Last year, I needed some Lego blocks for a lesson I wanted to teach. I only needed some basic blocks, but I put out a call to my parents asking if anyone had some they could donate. Thanks to an extremely generous donation, I now have a collection. (I could still use more if anyone has some they want to rid themselves of.)
Today, the students finally got to play with them. My 7th grade class has been working its way through various lessons on ancient Greece. Yesterday, we used a worksheet lesson I purchased from www.teacherspayteachers.com that had them learn about the four governments and create a film strip drawing and caption for each of the types of government. Good! I wanted to take it one step further and help the ideas cement with them.

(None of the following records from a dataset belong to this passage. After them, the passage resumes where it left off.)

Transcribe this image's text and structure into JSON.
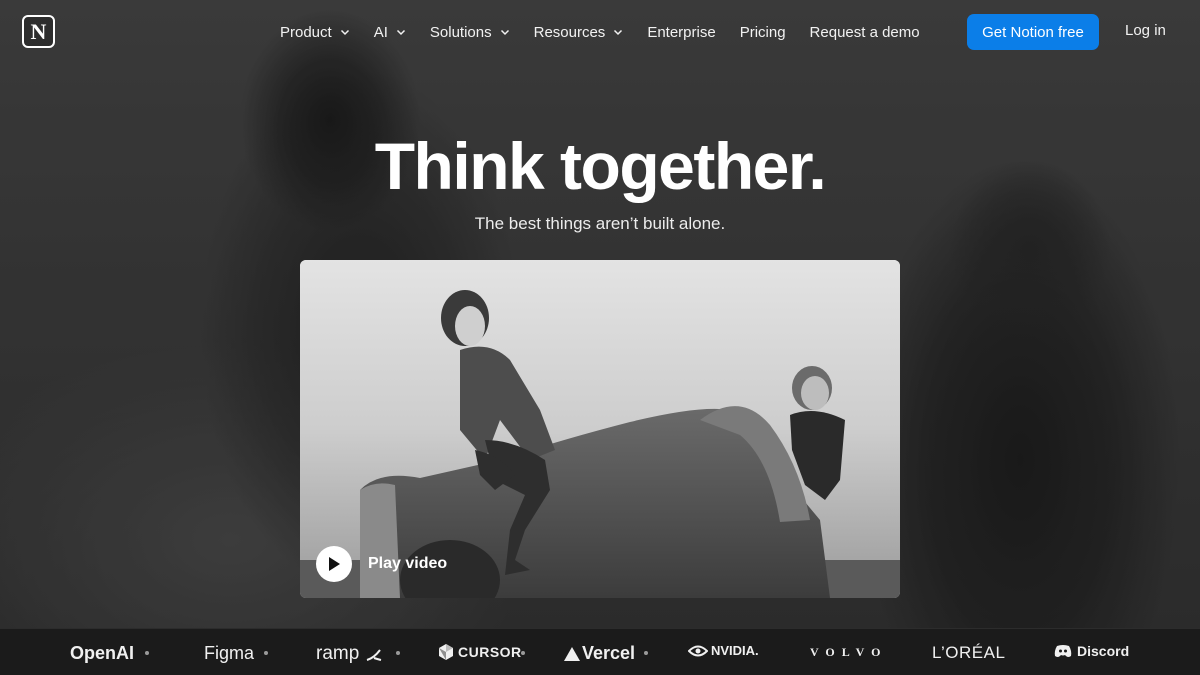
{
  "nav": {
    "logo_letter": "N",
    "items": [
      {
        "label": "Product",
        "dropdown": true
      },
      {
        "label": "AI",
        "dropdown": true
      },
      {
        "label": "Solutions",
        "dropdown": true
      },
      {
        "label": "Resources",
        "dropdown": true
      },
      {
        "label": "Enterprise",
        "dropdown": false
      },
      {
        "label": "Pricing",
        "dropdown": false
      },
      {
        "label": "Request a demo",
        "dropdown": false
      }
    ],
    "cta_label": "Get Notion free",
    "login_label": "Log in"
  },
  "hero": {
    "headline": "Think together.",
    "subheadline": "The best things aren’t built alone."
  },
  "video": {
    "play_label": "Play video",
    "icon": "play-icon"
  },
  "logos": [
    "OpenAI",
    "Figma",
    "ramp",
    "CURSOR",
    "Vercel",
    "NVIDIA.",
    "VOLVO",
    "L’ORÉAL",
    "Discord"
  ],
  "colors": {
    "cta": "#0b7ee8",
    "logo_strip": "#1b1b1b",
    "text": "#ffffff"
  }
}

Using the Legos, the students were asked to create a scene with the Legos to show each type of government and then use the Haiku Deck App (https://www.haikudeck.com/) to create a presentation of their work. The kids were energized.
The worksheets from the previous day had served as a form of graphic organizer to keep their focus and plan their presentation. They had to decide on a way to best utilize their materials to represent the key idea of each type of government. Working in small groups, they had to synthesize the ideas each had created the previous day into a workable product. Publishing the production using the App helped them put a finishing touch on everything.
I couldn't have been more pleased with their work. The students each came up with unique ways. They worked together, stayed on task, and demonstrated creativity and understanding of the types of government.
The next step will have them present their creations to the class. This will add one last learning objective to the lesson and work as a way of reinforcing the key concept with students.
In addition to helping the students stay focused and engaged, I was amazed with the ease of Haiku Deck. I had never used it before, but the students had for another class. They were excited to show me some of the features, and a few times, I had to ask them to show each other.